But it wasn't easy-it was work. It was fun, but it took time and perseverance. We raised a lot of money from it, and we will be able to help quite a few of our kids go to CIY this summer. The important things I learned from this:
1. The High School kids will work hard-if encouraged to.
Like most of us see in all the areas we work, there are those that come in, do their job and work hard and there are others who need some encouragement. We had some of both-and it was a learning experience on how to manage it outside of the workplace.
2. People are very, very generous.

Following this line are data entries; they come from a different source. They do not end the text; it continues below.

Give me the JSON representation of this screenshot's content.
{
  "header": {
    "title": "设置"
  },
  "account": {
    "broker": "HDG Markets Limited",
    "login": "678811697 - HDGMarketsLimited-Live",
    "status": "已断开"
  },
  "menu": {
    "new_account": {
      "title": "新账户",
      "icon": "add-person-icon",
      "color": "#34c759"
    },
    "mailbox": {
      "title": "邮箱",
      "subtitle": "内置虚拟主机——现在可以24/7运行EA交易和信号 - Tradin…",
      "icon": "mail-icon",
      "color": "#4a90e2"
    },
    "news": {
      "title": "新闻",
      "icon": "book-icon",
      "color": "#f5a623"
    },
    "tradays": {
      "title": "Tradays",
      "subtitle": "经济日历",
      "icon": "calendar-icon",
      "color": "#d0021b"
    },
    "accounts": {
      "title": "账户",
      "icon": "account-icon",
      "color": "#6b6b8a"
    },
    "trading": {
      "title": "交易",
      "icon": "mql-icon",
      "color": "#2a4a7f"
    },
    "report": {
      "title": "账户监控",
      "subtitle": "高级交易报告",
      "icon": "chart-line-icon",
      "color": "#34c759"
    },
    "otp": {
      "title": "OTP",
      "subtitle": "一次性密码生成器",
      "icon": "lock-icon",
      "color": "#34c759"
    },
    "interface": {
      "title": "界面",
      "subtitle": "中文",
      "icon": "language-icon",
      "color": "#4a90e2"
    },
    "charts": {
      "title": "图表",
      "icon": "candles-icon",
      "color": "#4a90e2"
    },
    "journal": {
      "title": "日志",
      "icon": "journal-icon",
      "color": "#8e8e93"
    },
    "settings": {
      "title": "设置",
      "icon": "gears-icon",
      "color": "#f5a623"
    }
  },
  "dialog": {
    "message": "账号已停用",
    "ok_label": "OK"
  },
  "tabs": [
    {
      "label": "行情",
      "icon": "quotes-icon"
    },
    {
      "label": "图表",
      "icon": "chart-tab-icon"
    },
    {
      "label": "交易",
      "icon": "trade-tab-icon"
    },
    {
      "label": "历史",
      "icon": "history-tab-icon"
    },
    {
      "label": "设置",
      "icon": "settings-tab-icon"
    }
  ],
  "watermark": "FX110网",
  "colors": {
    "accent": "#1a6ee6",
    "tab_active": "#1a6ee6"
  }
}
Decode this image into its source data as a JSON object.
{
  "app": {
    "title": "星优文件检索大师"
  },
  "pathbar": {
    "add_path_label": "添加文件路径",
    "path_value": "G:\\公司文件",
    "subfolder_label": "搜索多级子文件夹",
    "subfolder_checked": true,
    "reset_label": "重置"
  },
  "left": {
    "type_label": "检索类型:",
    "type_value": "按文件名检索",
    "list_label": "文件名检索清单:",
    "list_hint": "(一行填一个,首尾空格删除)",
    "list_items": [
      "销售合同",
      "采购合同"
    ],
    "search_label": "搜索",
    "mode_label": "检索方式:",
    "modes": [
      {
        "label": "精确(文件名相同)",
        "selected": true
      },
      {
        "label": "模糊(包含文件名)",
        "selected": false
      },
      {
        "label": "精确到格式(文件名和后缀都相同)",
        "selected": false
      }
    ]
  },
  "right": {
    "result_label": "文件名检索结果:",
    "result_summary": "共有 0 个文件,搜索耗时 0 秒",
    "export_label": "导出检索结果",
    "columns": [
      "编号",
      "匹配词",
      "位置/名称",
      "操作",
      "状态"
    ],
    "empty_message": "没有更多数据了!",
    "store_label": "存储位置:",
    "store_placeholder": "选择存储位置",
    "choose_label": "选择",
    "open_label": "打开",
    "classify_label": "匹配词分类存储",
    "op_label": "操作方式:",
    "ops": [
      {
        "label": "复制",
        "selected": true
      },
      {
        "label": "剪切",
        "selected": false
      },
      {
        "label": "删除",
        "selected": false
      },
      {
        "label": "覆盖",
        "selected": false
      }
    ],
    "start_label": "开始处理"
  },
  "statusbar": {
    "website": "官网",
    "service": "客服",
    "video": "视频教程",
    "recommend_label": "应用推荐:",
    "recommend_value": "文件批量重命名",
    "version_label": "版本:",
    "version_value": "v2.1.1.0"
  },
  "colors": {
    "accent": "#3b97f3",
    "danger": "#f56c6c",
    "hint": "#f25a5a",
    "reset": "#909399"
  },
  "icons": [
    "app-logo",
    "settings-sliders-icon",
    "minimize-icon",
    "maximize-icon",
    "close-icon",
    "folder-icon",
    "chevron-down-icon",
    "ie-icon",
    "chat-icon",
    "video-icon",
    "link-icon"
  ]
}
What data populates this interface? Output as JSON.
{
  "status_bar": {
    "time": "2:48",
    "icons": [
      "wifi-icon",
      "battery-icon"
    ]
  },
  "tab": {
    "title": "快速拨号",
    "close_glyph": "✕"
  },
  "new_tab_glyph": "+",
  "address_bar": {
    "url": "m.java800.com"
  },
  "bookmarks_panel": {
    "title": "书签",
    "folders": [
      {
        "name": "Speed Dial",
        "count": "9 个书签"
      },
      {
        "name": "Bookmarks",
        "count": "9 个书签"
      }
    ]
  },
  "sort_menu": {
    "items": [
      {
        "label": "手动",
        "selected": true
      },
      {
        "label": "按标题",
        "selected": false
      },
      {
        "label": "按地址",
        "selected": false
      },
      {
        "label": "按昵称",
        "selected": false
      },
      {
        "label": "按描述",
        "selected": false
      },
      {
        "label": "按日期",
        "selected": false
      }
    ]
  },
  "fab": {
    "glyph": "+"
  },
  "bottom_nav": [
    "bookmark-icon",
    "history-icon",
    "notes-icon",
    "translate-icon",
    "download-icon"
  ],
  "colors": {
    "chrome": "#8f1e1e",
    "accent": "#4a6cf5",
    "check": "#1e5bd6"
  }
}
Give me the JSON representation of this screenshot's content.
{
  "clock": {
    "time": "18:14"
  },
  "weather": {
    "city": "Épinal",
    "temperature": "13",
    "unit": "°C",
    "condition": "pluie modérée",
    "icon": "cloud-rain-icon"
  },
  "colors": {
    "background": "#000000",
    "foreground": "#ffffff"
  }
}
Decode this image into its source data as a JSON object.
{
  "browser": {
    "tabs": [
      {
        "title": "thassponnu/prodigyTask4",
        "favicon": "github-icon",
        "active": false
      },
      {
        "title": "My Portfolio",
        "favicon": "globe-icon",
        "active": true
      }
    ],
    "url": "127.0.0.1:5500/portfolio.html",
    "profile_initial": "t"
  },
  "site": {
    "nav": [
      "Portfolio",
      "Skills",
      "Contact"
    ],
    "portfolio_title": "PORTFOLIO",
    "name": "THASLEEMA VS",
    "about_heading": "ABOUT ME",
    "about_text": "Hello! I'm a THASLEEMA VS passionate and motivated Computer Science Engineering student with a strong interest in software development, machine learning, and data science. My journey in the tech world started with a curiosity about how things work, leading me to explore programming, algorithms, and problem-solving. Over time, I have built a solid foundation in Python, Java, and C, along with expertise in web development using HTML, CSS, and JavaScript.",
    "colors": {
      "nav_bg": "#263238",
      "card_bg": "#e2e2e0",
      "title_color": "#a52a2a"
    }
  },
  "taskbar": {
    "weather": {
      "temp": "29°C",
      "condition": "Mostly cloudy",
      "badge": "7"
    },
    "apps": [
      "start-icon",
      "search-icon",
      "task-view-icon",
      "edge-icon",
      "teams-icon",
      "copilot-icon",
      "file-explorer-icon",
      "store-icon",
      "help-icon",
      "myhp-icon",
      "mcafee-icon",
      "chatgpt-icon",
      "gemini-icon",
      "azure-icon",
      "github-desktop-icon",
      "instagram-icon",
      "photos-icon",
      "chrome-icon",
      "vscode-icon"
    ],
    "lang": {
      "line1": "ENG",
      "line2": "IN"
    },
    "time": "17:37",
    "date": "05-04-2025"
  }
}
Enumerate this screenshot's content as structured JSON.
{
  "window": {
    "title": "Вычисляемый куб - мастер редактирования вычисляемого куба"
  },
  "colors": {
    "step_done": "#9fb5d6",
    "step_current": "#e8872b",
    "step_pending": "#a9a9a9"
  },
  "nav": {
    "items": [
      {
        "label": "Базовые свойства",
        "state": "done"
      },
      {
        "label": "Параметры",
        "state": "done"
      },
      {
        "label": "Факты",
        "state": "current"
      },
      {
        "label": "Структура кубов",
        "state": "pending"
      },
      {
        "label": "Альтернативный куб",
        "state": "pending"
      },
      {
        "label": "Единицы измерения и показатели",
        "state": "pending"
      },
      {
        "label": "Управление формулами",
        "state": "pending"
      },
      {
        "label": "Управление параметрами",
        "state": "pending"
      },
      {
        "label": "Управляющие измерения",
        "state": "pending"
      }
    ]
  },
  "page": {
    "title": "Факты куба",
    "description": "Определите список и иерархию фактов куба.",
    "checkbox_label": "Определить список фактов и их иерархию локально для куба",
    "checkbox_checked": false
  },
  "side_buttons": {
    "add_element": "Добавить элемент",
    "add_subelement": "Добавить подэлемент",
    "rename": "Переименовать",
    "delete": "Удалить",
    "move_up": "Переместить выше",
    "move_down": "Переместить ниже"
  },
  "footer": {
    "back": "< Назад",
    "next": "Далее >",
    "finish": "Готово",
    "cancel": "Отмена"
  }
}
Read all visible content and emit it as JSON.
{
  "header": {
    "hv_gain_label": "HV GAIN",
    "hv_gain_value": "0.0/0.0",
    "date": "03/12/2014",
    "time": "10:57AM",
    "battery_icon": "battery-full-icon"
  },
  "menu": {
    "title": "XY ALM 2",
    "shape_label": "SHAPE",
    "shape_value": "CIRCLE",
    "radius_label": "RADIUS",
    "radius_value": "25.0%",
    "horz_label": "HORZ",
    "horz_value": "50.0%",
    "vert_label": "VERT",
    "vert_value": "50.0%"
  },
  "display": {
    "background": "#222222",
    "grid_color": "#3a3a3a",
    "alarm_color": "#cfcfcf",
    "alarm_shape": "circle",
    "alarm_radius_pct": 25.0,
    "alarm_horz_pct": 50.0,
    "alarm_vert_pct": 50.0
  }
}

There are soooo many people that came through big-nationally and locally with donations. We ended up with over 170 items up for donation, and some of them were combined. From our professional photographer who donated an entire wedding package to so many restaurants who gave us gift cards-there was no end to people's generosity. I was blown away at how much people wanted to help us. This, above all in the planning process, made me feel great.
3. If you built it, they will come.
Everyone wants to be a part of something fun, something exciting and positive. Frame it in that type of box, and the event will be successful. People came, they had fun and they helped. You can't ask for more for the event we had.
4. I don't know how to run a silent auction perfectly.
I know what I did right, I know what I can do better, and will make the adaptations accordingly. You live it, you learn then you sharpen it.
5. I way over-estimated on food.
Which, of course, is better than under-estimating. But we had a lot of food, and we were able to serve everyone more than they could eat and included to-go boxes too! I had a blast making the food with my parents, and serving everyone who came to the counter. Hearing all the great comments about the food made it even better.
6. I slept worse than I have in a long time-the night after the event.
I am a stone-cold sleeper. It is near impossible to wake me up-but after this event, I couldn't sleep, I was so excited and happy for what we had accomplished with God's help. This made me tired the next day, but it was worth it.
7. CIY, and other events like it are so very important.
Why did we do this? To help raise money to send our HS youth group to a conference in the summer called Christ In Youth. And the next day, I got to hear stories about it and what it means to be able to do it to the kids. I never had the opportunity to do something like this as a youth, and I see how important and life-changing it can be in them, how it lays down memories.
So overall, had a blast. What have you learned recently?